Sacrament

The women all sing when the pain is too much.

But first there is a deep despairing silence.

I don’t know what rocks in them, what wants

To knock them clear. Not just the child,

Who knows only to obey. This something

Takes them from chatter, to a silly dance,

Down to all fours begging to die. Then

It drags them up by the hair, or lays them out flat

And strikes them on the head. Then they see it,

So bright it should be death, commanding now.

And again, after a pause. Now. Nothing else

Is there between it and them. It burns the air,

Singes sound. Their voices sink deep into themselves,

Down through flesh into the body’s own hell. Sometimes

It takes forever for that song only the animals know

To climb back up into air as if to burst the throat.

Tracy K. Smith

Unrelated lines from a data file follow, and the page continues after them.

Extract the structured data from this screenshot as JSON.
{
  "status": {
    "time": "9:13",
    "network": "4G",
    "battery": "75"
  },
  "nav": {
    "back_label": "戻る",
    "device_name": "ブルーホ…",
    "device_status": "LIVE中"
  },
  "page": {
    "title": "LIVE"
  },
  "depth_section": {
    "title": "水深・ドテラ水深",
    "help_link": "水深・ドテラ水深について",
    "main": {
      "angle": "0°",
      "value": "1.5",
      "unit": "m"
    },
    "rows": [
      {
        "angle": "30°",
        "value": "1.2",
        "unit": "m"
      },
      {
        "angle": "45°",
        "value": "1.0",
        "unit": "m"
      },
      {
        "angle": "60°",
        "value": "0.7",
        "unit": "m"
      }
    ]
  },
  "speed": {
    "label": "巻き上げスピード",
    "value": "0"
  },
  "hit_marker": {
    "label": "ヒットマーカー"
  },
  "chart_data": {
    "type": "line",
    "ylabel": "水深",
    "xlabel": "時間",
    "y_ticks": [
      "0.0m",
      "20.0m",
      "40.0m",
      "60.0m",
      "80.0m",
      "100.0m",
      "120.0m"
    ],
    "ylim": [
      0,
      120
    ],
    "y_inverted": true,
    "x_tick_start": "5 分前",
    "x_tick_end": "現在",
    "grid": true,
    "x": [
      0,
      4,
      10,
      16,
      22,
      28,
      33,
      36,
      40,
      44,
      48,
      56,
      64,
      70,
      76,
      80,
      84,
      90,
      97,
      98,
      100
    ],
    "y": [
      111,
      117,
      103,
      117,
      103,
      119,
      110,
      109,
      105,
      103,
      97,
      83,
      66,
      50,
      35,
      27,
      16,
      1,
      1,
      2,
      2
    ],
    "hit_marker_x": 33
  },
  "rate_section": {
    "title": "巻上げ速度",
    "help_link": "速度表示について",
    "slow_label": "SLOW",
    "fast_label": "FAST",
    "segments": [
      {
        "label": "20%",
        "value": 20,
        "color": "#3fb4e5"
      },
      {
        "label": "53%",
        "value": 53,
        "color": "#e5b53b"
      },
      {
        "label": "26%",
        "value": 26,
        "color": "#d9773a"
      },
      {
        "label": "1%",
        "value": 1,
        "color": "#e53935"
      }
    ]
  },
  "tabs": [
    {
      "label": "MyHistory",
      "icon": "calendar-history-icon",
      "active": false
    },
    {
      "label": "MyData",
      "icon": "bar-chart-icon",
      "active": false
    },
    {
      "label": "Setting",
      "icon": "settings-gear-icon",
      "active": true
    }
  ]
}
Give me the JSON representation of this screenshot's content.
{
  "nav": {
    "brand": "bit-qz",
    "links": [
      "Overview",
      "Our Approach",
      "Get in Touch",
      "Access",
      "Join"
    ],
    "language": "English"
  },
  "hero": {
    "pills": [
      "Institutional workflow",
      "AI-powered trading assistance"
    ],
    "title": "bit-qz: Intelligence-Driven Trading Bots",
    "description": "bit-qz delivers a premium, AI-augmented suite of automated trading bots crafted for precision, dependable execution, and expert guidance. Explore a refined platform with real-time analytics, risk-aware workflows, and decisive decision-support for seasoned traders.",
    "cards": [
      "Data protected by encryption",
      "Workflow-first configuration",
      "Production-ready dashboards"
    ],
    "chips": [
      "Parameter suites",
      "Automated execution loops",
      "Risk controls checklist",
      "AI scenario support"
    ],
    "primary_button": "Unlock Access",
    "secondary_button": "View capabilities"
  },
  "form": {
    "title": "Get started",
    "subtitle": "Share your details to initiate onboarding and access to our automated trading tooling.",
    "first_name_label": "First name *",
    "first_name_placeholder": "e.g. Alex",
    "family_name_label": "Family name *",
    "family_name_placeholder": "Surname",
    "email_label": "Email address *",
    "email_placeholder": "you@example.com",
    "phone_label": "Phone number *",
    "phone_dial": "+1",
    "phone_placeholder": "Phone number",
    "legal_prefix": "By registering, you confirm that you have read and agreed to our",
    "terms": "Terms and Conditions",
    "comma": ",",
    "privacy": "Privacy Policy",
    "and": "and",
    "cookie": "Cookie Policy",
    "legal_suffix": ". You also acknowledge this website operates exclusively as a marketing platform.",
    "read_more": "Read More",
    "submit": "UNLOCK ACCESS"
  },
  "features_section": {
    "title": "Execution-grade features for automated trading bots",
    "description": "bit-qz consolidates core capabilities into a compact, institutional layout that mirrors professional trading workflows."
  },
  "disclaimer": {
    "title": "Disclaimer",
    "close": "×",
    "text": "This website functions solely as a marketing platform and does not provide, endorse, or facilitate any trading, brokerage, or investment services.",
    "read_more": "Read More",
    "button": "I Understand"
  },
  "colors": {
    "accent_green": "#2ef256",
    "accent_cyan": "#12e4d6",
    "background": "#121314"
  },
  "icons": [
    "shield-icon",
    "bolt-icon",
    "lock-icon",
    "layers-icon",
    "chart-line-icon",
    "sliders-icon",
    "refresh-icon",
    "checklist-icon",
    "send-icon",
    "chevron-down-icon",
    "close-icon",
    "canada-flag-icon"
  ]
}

Original poetry published by The Rumpus. More from this author →